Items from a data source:
--- START ---
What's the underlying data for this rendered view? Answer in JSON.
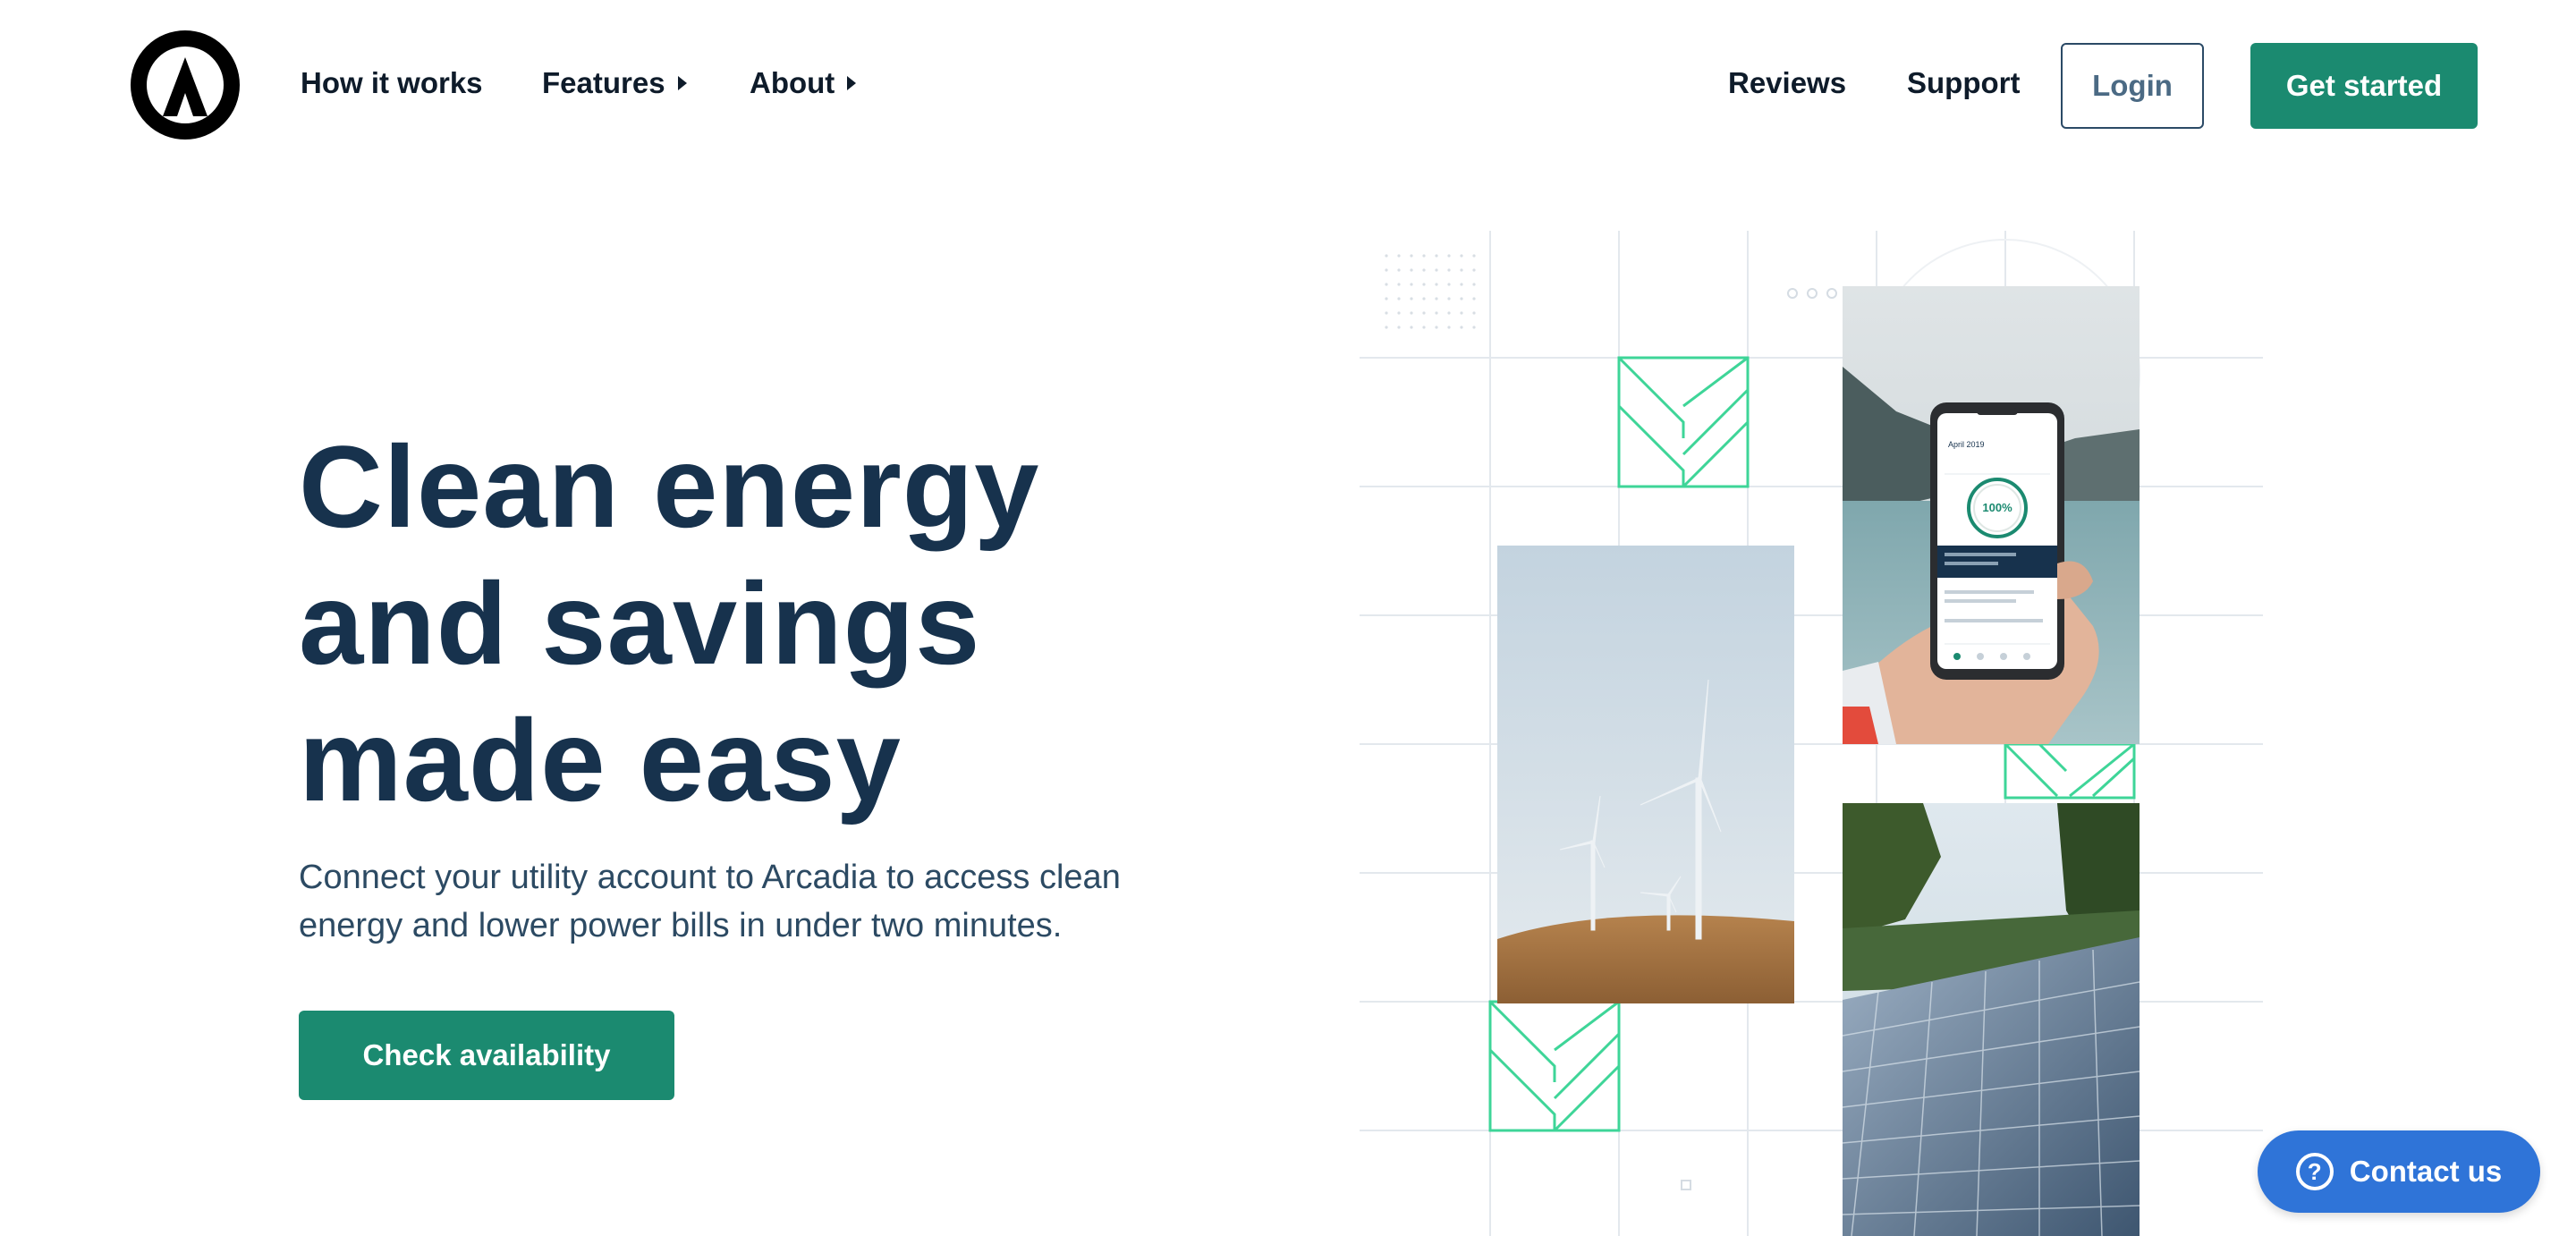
{
  "nav": {
    "items": [
      {
        "label": "How it works"
      },
      {
        "label": "Features"
      },
      {
        "label": "About"
      }
    ],
    "right": {
      "reviews": "Reviews",
      "support": "Support",
      "login": "Login",
      "get_started": "Get started"
    }
  },
  "hero": {
    "title_lines": [
      "Clean energy",
      "and savings",
      "made easy"
    ],
    "subtitle_lines": [
      "Connect your utility account to Arcadia to access clean",
      "energy and lower power bills in under two minutes."
    ],
    "cta": "Check availability"
  },
  "phone": {
    "date": "April 2019",
    "percent": "100%"
  },
  "contact": {
    "label": "Contact us",
    "icon": "question-circle-icon"
  },
  "colors": {
    "primary": "#1b8a70",
    "navy": "#17324d",
    "accent_green": "#3ed598",
    "contact_blue": "#2f74d8"
  }
}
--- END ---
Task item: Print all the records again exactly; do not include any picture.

Exercise output:
What's the underlying data for this rendered view? Answer in JSON.
{
  "nav": {
    "items": [
      {
        "label": "How it works"
      },
      {
        "label": "Features"
      },
      {
        "label": "About"
      }
    ],
    "right": {
      "reviews": "Reviews",
      "support": "Support",
      "login": "Login",
      "get_started": "Get started"
    }
  },
  "hero": {
    "title_lines": [
      "Clean energy",
      "and savings",
      "made easy"
    ],
    "subtitle_lines": [
      "Connect your utility account to Arcadia to access clean",
      "energy and lower power bills in under two minutes."
    ],
    "cta": "Check availability"
  },
  "phone": {
    "date": "April 2019",
    "percent": "100%"
  },
  "contact": {
    "label": "Contact us",
    "icon": "question-circle-icon"
  },
  "colors": {
    "primary": "#1b8a70",
    "navy": "#17324d",
    "accent_green": "#3ed598",
    "contact_blue": "#2f74d8"
  }
}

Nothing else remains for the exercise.